What the exercise asks
Copy each record below without changing a single word.
'''
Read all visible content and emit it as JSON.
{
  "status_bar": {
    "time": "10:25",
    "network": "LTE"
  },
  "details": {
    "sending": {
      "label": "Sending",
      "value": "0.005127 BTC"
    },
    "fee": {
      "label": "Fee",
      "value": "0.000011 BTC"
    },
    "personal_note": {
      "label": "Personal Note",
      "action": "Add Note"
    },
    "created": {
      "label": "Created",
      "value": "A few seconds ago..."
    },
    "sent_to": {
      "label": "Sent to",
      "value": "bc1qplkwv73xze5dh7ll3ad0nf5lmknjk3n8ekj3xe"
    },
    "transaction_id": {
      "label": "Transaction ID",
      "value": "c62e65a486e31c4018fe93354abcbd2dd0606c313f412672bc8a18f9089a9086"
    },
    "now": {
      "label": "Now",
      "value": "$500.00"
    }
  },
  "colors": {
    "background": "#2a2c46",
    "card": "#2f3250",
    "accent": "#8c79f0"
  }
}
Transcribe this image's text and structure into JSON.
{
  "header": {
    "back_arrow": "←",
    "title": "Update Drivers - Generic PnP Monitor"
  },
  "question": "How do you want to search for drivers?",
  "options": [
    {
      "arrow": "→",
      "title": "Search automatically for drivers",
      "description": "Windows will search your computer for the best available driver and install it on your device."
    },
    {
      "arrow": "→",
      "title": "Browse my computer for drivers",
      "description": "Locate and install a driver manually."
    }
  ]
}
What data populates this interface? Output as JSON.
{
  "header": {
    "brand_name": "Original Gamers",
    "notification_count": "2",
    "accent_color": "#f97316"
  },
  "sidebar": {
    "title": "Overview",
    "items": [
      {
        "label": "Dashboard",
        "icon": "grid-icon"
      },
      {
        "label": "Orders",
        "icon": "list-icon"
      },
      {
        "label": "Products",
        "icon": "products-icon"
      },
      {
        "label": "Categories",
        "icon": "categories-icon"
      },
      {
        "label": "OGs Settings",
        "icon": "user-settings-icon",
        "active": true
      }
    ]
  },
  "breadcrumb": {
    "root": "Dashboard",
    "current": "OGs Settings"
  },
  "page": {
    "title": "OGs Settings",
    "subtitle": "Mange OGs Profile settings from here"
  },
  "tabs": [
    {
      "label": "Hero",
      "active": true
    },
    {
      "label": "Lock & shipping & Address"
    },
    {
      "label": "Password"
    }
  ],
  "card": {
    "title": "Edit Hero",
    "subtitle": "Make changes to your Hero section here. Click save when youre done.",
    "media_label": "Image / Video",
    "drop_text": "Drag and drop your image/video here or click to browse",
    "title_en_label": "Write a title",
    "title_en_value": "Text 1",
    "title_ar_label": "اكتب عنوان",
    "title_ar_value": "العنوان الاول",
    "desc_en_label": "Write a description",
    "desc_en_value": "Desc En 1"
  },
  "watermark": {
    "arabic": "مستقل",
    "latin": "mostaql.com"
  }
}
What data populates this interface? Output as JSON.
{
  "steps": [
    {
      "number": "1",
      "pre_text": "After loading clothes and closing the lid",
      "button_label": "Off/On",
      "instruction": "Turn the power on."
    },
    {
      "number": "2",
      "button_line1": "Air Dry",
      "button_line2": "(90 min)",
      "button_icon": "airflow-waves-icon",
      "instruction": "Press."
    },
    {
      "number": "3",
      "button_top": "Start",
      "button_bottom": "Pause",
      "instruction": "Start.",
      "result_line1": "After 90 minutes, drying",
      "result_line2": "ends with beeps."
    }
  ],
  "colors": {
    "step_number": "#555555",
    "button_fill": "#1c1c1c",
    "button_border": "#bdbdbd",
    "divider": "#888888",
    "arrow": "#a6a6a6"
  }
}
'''
Answer below
Read all visible content and emit it as JSON.
{
  "status_bar": {
    "time": "10:25",
    "network": "LTE"
  },
  "details": {
    "sending": {
      "label": "Sending",
      "value": "0.005127 BTC"
    },
    "fee": {
      "label": "Fee",
      "value": "0.000011 BTC"
    },
    "personal_note": {
      "label": "Personal Note",
      "action": "Add Note"
    },
    "created": {
      "label": "Created",
      "value": "A few seconds ago..."
    },
    "sent_to": {
      "label": "Sent to",
      "value": "bc1qplkwv73xze5dh7ll3ad0nf5lmknjk3n8ekj3xe"
    },
    "transaction_id": {
      "label": "Transaction ID",
      "value": "c62e65a486e31c4018fe93354abcbd2dd0606c313f412672bc8a18f9089a9086"
    },
    "now": {
      "label": "Now",
      "value": "$500.00"
    }
  },
  "colors": {
    "background": "#2a2c46",
    "card": "#2f3250",
    "accent": "#8c79f0"
  }
}
Transcribe this image's text and structure into JSON.
{
  "header": {
    "back_arrow": "←",
    "title": "Update Drivers - Generic PnP Monitor"
  },
  "question": "How do you want to search for drivers?",
  "options": [
    {
      "arrow": "→",
      "title": "Search automatically for drivers",
      "description": "Windows will search your computer for the best available driver and install it on your device."
    },
    {
      "arrow": "→",
      "title": "Browse my computer for drivers",
      "description": "Locate and install a driver manually."
    }
  ]
}
What data populates this interface? Output as JSON.
{
  "header": {
    "brand_name": "Original Gamers",
    "notification_count": "2",
    "accent_color": "#f97316"
  },
  "sidebar": {
    "title": "Overview",
    "items": [
      {
        "label": "Dashboard",
        "icon": "grid-icon"
      },
      {
        "label": "Orders",
        "icon": "list-icon"
      },
      {
        "label": "Products",
        "icon": "products-icon"
      },
      {
        "label": "Categories",
        "icon": "categories-icon"
      },
      {
        "label": "OGs Settings",
        "icon": "user-settings-icon",
        "active": true
      }
    ]
  },
  "breadcrumb": {
    "root": "Dashboard",
    "current": "OGs Settings"
  },
  "page": {
    "title": "OGs Settings",
    "subtitle": "Mange OGs Profile settings from here"
  },
  "tabs": [
    {
      "label": "Hero",
      "active": true
    },
    {
      "label": "Lock & shipping & Address"
    },
    {
      "label": "Password"
    }
  ],
  "card": {
    "title": "Edit Hero",
    "subtitle": "Make changes to your Hero section here. Click save when youre done.",
    "media_label": "Image / Video",
    "drop_text": "Drag and drop your image/video here or click to browse",
    "title_en_label": "Write a title",
    "title_en_value": "Text 1",
    "title_ar_label": "اكتب عنوان",
    "title_ar_value": "العنوان الاول",
    "desc_en_label": "Write a description",
    "desc_en_value": "Desc En 1"
  },
  "watermark": {
    "arabic": "مستقل",
    "latin": "mostaql.com"
  }
}
What data populates this interface? Output as JSON.
{
  "steps": [
    {
      "number": "1",
      "pre_text": "After loading clothes and closing the lid",
      "button_label": "Off/On",
      "instruction": "Turn the power on."
    },
    {
      "number": "2",
      "button_line1": "Air Dry",
      "button_line2": "(90 min)",
      "button_icon": "airflow-waves-icon",
      "instruction": "Press."
    },
    {
      "number": "3",
      "button_top": "Start",
      "button_bottom": "Pause",
      "instruction": "Start.",
      "result_line1": "After 90 minutes, drying",
      "result_line2": "ends with beeps."
    }
  ],
  "colors": {
    "step_number": "#555555",
    "button_fill": "#1c1c1c",
    "button_border": "#bdbdbd",
    "divider": "#888888",
    "arrow": "#a6a6a6"
  }
}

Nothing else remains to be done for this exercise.